===== DATA FOR PROCESSING =====
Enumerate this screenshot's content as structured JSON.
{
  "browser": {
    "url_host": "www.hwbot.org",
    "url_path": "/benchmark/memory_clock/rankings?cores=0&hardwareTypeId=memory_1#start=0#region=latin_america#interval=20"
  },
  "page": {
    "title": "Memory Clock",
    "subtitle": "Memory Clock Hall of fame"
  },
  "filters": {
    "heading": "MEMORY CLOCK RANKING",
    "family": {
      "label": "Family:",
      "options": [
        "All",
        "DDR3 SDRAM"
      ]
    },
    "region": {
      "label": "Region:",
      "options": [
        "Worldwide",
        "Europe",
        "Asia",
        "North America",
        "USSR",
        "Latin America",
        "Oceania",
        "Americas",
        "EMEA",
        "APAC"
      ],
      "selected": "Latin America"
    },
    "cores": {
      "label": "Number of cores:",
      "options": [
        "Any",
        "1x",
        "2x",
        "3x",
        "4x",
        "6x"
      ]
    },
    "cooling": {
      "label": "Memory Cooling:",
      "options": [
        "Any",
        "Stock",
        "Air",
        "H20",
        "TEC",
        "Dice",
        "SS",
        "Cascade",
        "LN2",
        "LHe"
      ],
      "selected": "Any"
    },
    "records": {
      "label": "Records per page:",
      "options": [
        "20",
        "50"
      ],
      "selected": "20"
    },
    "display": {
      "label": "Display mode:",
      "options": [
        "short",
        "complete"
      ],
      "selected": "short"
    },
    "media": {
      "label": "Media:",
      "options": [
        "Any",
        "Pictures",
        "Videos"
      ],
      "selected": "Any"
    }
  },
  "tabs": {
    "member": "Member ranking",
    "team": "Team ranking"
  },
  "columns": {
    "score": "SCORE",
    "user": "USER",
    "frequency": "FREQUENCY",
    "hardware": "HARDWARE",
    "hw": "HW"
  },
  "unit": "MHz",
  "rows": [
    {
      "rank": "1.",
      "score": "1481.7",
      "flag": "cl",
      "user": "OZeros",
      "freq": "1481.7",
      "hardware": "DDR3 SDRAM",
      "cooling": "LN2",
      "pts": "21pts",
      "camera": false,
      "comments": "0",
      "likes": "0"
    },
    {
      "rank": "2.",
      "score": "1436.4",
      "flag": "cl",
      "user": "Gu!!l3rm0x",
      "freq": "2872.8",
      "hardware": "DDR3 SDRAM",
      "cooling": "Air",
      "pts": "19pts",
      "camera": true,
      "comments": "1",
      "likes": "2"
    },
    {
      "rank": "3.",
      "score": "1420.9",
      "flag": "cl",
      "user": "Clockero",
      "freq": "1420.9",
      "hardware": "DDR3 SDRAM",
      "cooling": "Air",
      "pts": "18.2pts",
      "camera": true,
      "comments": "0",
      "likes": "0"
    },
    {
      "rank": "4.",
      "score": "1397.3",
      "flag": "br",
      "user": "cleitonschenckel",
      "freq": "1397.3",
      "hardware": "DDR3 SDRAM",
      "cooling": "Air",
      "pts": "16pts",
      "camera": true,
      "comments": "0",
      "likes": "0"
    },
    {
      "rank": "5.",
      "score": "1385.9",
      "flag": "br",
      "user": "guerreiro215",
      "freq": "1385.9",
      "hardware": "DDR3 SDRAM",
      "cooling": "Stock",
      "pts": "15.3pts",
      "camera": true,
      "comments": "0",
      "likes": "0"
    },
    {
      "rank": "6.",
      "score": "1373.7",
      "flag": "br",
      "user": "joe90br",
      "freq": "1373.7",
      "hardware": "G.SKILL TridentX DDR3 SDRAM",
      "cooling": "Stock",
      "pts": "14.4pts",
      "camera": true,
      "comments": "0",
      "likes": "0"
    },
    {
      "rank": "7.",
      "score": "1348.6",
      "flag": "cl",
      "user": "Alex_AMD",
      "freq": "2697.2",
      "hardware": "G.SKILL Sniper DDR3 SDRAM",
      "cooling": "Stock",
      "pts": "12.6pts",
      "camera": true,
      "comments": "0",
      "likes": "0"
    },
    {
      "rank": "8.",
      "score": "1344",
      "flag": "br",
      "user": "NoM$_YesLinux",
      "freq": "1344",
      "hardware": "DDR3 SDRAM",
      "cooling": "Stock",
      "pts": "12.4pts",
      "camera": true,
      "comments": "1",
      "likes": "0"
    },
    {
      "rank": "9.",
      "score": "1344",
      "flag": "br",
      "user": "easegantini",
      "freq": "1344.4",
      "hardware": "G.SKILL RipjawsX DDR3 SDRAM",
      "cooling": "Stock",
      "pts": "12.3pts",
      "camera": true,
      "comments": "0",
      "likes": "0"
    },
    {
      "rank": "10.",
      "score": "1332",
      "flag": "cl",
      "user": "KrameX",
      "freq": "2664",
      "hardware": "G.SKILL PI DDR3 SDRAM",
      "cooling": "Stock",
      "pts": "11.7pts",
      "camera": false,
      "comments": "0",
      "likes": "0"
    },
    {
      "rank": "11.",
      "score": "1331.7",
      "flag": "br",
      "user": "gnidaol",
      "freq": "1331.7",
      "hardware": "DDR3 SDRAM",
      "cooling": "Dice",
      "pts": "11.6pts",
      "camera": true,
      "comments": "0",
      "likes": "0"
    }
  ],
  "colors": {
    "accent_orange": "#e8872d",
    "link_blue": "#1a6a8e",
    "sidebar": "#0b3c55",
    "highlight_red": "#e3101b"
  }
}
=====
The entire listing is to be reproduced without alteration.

> [OUTPUT FOR THIS EXERCISE]:
Enumerate this screenshot's content as structured JSON.
{
  "browser": {
    "url_host": "www.hwbot.org",
    "url_path": "/benchmark/memory_clock/rankings?cores=0&hardwareTypeId=memory_1#start=0#region=latin_america#interval=20"
  },
  "page": {
    "title": "Memory Clock",
    "subtitle": "Memory Clock Hall of fame"
  },
  "filters": {
    "heading": "MEMORY CLOCK RANKING",
    "family": {
      "label": "Family:",
      "options": [
        "All",
        "DDR3 SDRAM"
      ]
    },
    "region": {
      "label": "Region:",
      "options": [
        "Worldwide",
        "Europe",
        "Asia",
        "North America",
        "USSR",
        "Latin America",
        "Oceania",
        "Americas",
        "EMEA",
        "APAC"
      ],
      "selected": "Latin America"
    },
    "cores": {
      "label": "Number of cores:",
      "options": [
        "Any",
        "1x",
        "2x",
        "3x",
        "4x",
        "6x"
      ]
    },
    "cooling": {
      "label": "Memory Cooling:",
      "options": [
        "Any",
        "Stock",
        "Air",
        "H20",
        "TEC",
        "Dice",
        "SS",
        "Cascade",
        "LN2",
        "LHe"
      ],
      "selected": "Any"
    },
    "records": {
      "label": "Records per page:",
      "options": [
        "20",
        "50"
      ],
      "selected": "20"
    },
    "display": {
      "label": "Display mode:",
      "options": [
        "short",
        "complete"
      ],
      "selected": "short"
    },
    "media": {
      "label": "Media:",
      "options": [
        "Any",
        "Pictures",
        "Videos"
      ],
      "selected": "Any"
    }
  },
  "tabs": {
    "member": "Member ranking",
    "team": "Team ranking"
  },
  "columns": {
    "score": "SCORE",
    "user": "USER",
    "frequency": "FREQUENCY",
    "hardware": "HARDWARE",
    "hw": "HW"
  },
  "unit": "MHz",
  "rows": [
    {
      "rank": "1.",
      "score": "1481.7",
      "flag": "cl",
      "user": "OZeros",
      "freq": "1481.7",
      "hardware": "DDR3 SDRAM",
      "cooling": "LN2",
      "pts": "21pts",
      "camera": false,
      "comments": "0",
      "likes": "0"
    },
    {
      "rank": "2.",
      "score": "1436.4",
      "flag": "cl",
      "user": "Gu!!l3rm0x",
      "freq": "2872.8",
      "hardware": "DDR3 SDRAM",
      "cooling": "Air",
      "pts": "19pts",
      "camera": true,
      "comments": "1",
      "likes": "2"
    },
    {
      "rank": "3.",
      "score": "1420.9",
      "flag": "cl",
      "user": "Clockero",
      "freq": "1420.9",
      "hardware": "DDR3 SDRAM",
      "cooling": "Air",
      "pts": "18.2pts",
      "camera": true,
      "comments": "0",
      "likes": "0"
    },
    {
      "rank": "4.",
      "score": "1397.3",
      "flag": "br",
      "user": "cleitonschenckel",
      "freq": "1397.3",
      "hardware": "DDR3 SDRAM",
      "cooling": "Air",
      "pts": "16pts",
      "camera": true,
      "comments": "0",
      "likes": "0"
    },
    {
      "rank": "5.",
      "score": "1385.9",
      "flag": "br",
      "user": "guerreiro215",
      "freq": "1385.9",
      "hardware": "DDR3 SDRAM",
      "cooling": "Stock",
      "pts": "15.3pts",
      "camera": true,
      "comments": "0",
      "likes": "0"
    },
    {
      "rank": "6.",
      "score": "1373.7",
      "flag": "br",
      "user": "joe90br",
      "freq": "1373.7",
      "hardware": "G.SKILL TridentX DDR3 SDRAM",
      "cooling": "Stock",
      "pts": "14.4pts",
      "camera": true,
      "comments": "0",
      "likes": "0"
    },
    {
      "rank": "7.",
      "score": "1348.6",
      "flag": "cl",
      "user": "Alex_AMD",
      "freq": "2697.2",
      "hardware": "G.SKILL Sniper DDR3 SDRAM",
      "cooling": "Stock",
      "pts": "12.6pts",
      "camera": true,
      "comments": "0",
      "likes": "0"
    },
    {
      "rank": "8.",
      "score": "1344",
      "flag": "br",
      "user": "NoM$_YesLinux",
      "freq": "1344",
      "hardware": "DDR3 SDRAM",
      "cooling": "Stock",
      "pts": "12.4pts",
      "camera": true,
      "comments": "1",
      "likes": "0"
    },
    {
      "rank": "9.",
      "score": "1344",
      "flag": "br",
      "user": "easegantini",
      "freq": "1344.4",
      "hardware": "G.SKILL RipjawsX DDR3 SDRAM",
      "cooling": "Stock",
      "pts": "12.3pts",
      "camera": true,
      "comments": "0",
      "likes": "0"
    },
    {
      "rank": "10.",
      "score": "1332",
      "flag": "cl",
      "user": "KrameX",
      "freq": "2664",
      "hardware": "G.SKILL PI DDR3 SDRAM",
      "cooling": "Stock",
      "pts": "11.7pts",
      "camera": false,
      "comments": "0",
      "likes": "0"
    },
    {
      "rank": "11.",
      "score": "1331.7",
      "flag": "br",
      "user": "gnidaol",
      "freq": "1331.7",
      "hardware": "DDR3 SDRAM",
      "cooling": "Dice",
      "pts": "11.6pts",
      "camera": true,
      "comments": "0",
      "likes": "0"
    }
  ],
  "colors": {
    "accent_orange": "#e8872d",
    "link_blue": "#1a6a8e",
    "sidebar": "#0b3c55",
    "highlight_red": "#e3101b"
  }
}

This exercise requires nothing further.